The "third culture thinkers" in the Edge community of scientists and science-minded thinkers have written 117 original essays in response to the 2006 Edge Question: "What is your dangerous idea?".

The answers include "The self is a conceptual chimera" (John Allen Paulos),"We are all virtual" (Clifford Pickover), and "The near-term inevitability of radical life extension and expansion" (Ray Kurzweil).

So long as the imagination is out there, so are the possibilities: if matter is programmable, how strong thus is the power of thought...

Hacking Matter

"The Flick of a switch: A wall becomes a window becomes a hologram generator. Any chair becomes a hypercomputer, any rooftop a power or waste treatment plant..."

A multimedia editon of Wil McCarthy's HACKING MATTER: Levitating Chairs, Quantum Mirages, and the Infinite Weirdness of Programmable Atoms book has been released as a free pdf. It deals with "programmable matter" (currently: colloidal films, bulk crystals, and quantum dots) that can mimic the properties of any natural atom. (See McCarthy's FAQ: Quantum Dots and Programmable Matter.)

Source: BoingBoing

2005: The year in technology

New Scientist has just released a decent, albeit brief, summary of some of the interesting emergent innovations in technology over the last 12 months: see their article '2005: The year in technology'

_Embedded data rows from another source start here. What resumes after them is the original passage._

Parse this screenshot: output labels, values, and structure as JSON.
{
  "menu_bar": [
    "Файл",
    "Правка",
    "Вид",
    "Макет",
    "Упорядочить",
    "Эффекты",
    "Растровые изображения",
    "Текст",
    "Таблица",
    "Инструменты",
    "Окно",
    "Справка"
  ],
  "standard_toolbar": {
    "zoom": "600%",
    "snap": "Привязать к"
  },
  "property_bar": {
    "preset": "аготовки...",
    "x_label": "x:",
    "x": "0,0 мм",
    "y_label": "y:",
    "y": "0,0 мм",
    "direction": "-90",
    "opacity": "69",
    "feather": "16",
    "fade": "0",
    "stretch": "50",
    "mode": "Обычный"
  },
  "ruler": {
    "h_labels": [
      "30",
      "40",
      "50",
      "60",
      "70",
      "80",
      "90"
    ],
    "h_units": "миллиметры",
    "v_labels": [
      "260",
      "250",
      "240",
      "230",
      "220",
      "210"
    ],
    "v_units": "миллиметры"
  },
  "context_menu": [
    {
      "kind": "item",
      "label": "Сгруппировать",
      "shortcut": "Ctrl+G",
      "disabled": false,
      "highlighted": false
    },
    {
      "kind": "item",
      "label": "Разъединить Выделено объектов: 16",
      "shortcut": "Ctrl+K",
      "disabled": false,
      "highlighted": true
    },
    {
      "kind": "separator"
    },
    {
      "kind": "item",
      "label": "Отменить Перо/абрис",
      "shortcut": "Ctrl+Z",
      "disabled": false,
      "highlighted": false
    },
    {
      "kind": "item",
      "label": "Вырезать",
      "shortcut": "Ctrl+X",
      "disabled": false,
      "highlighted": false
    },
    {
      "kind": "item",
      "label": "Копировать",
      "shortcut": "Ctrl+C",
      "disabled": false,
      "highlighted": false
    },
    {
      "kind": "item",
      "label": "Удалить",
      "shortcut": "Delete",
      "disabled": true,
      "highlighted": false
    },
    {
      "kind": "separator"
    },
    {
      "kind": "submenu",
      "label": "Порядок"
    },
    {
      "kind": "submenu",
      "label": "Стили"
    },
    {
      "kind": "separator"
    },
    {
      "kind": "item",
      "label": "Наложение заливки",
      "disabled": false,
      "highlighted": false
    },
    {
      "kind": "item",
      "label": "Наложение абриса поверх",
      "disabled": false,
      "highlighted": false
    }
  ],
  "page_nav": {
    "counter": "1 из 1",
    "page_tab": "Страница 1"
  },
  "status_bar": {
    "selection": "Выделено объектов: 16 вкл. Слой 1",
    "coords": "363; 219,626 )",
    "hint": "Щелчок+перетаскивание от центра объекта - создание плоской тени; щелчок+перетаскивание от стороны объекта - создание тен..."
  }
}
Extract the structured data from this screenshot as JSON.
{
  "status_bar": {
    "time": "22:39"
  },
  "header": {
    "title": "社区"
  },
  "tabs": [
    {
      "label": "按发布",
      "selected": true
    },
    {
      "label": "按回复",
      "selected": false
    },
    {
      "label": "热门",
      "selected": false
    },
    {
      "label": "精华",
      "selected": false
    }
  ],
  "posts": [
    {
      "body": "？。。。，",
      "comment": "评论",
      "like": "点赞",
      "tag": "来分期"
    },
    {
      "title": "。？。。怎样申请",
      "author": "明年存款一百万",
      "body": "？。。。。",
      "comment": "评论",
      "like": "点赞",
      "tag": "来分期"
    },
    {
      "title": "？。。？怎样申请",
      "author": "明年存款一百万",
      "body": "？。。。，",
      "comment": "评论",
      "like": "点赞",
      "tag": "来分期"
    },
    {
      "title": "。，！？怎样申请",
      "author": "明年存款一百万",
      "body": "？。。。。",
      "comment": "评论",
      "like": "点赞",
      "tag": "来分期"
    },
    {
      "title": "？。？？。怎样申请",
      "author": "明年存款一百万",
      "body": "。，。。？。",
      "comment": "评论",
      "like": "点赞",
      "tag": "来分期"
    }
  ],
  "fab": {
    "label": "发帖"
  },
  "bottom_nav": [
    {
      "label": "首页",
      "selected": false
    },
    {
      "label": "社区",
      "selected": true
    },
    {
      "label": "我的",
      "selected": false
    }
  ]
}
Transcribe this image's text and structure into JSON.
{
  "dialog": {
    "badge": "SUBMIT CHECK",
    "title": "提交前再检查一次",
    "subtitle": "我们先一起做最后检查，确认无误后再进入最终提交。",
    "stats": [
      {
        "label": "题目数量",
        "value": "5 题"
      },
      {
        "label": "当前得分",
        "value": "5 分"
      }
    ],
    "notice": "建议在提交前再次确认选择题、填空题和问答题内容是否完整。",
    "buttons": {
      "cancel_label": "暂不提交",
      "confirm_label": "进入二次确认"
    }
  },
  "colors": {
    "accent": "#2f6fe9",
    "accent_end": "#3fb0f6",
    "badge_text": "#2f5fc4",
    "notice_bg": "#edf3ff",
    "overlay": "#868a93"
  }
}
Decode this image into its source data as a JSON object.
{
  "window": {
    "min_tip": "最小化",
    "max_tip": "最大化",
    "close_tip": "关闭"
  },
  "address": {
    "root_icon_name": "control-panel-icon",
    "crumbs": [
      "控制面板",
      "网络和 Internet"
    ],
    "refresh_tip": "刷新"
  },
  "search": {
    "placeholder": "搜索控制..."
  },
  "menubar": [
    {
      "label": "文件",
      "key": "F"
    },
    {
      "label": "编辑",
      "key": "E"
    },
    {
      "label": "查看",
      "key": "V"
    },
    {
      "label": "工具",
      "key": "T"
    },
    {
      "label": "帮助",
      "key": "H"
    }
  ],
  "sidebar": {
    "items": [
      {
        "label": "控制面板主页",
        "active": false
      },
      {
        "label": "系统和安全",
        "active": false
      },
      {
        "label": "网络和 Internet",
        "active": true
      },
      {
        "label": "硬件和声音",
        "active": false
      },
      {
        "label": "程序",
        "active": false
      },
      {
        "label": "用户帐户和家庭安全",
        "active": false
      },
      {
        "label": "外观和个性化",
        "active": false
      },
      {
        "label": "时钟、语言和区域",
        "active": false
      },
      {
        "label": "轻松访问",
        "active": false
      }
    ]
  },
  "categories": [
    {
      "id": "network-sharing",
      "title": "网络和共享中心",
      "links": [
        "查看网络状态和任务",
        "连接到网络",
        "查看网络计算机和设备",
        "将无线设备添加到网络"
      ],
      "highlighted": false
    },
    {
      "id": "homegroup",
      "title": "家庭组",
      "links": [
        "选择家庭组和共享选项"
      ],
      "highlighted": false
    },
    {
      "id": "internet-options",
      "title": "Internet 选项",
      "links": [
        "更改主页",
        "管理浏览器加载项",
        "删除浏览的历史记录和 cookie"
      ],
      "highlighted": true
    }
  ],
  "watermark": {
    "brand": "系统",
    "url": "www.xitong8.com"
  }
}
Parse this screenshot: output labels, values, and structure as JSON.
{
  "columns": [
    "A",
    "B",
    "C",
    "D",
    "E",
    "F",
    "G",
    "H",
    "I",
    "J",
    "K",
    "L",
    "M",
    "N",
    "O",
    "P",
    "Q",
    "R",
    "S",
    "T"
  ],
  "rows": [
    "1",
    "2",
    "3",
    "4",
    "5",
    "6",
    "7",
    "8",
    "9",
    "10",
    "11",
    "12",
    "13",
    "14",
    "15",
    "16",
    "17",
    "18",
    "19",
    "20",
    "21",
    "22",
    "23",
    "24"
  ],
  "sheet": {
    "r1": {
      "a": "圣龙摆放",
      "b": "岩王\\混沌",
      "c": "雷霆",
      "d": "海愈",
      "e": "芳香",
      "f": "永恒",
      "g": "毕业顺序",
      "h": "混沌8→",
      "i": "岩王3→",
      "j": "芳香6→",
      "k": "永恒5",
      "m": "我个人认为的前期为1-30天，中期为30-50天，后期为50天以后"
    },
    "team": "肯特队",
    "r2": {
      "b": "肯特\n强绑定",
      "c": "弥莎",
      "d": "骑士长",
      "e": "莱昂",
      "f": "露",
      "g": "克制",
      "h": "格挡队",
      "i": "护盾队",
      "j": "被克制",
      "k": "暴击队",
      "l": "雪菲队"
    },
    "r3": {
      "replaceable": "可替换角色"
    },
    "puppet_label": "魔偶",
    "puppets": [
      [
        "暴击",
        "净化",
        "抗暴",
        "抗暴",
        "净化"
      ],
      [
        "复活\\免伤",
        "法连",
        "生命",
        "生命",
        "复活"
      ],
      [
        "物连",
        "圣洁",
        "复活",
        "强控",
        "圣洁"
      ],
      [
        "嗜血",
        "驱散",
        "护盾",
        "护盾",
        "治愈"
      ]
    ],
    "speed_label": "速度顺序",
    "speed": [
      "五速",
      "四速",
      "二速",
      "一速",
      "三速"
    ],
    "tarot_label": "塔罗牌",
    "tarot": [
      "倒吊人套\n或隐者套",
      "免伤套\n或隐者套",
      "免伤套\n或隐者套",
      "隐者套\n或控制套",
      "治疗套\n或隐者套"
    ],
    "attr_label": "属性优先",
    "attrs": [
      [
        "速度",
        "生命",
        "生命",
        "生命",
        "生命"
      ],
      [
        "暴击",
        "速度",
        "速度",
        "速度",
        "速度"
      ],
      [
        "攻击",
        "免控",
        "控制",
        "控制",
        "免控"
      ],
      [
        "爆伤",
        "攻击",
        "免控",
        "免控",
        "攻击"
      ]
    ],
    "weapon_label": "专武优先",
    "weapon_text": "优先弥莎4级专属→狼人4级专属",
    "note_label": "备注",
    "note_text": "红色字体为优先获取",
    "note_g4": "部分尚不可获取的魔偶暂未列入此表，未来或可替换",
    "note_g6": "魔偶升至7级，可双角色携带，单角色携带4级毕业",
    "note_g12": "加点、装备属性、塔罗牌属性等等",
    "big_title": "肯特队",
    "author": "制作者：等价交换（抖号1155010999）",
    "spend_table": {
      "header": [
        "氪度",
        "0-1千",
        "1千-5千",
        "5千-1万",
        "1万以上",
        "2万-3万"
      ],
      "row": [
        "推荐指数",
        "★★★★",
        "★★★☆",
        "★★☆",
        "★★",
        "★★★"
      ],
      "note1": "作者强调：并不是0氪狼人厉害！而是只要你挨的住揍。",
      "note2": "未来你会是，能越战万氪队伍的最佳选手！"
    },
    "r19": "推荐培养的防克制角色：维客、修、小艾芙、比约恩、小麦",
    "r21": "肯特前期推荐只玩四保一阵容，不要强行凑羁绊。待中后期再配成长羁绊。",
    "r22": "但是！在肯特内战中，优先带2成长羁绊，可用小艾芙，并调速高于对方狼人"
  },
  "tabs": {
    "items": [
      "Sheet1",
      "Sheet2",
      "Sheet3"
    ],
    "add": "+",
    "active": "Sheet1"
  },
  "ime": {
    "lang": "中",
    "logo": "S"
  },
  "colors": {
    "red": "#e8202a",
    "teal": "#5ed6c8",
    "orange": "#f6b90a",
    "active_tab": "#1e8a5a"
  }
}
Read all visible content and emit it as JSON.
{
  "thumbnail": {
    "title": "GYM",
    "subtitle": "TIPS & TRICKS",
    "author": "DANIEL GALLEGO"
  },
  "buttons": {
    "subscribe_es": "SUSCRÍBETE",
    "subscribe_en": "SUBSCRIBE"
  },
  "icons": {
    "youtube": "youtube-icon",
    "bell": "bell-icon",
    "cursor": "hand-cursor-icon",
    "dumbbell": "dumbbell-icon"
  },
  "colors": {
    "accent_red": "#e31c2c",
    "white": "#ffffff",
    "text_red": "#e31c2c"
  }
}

One of the points worth a mention is that a patent filed by Sony, revealed in April, 'provided a disturbing glimpse of the possible future for virtual entertainment. Describing a device that would transmit sensory data directly into the brain, the invention hints at a Matrix-like experience for gamers in decades to come.'

Another - of the devices developed by US military. These included an 'electromagnetic pulse gun, a microwave weapon, and a rifle capable of firing electric bullets at aggressors. Details of a laser rifle and a helicopter laser weapon, designed to dazzle targets without permanently blinding them, were also uncovered'

I'm sure there is much, much more to come...and some of it in 2006

Monday, January 09, 2006


Now that the wandering period is over, I'm back on dry land - on the lookout for interesting developments, ideas, innovations, and evolutions!

I wanted to pass on this quote, which combines complexity, connectivity, and cosmic unity in a simple paragraph:

"Whatever we learn has a purpose and whatever we do affects everything and everyone else, if even in the tiniest way. Why, when a housefly flaps his wings, a breeze goes round the world; when a speck of dust falls to the ground, the entire planet weighs a little more; and when you stamp your foot, the earth moves slightly off its course. Whenever you laugh, gladness spreads like the ripples in a pond; and whenever you're sad, no one anywhere can be really happy. And it's much the same thing with knowledge, for whenever you learn something new, the whole world becomes that much richer."

- Norton Juster, "The Phantom Tollbooth"

Let us all try in 2006 to learn something new in order for the whole world to become that much richer...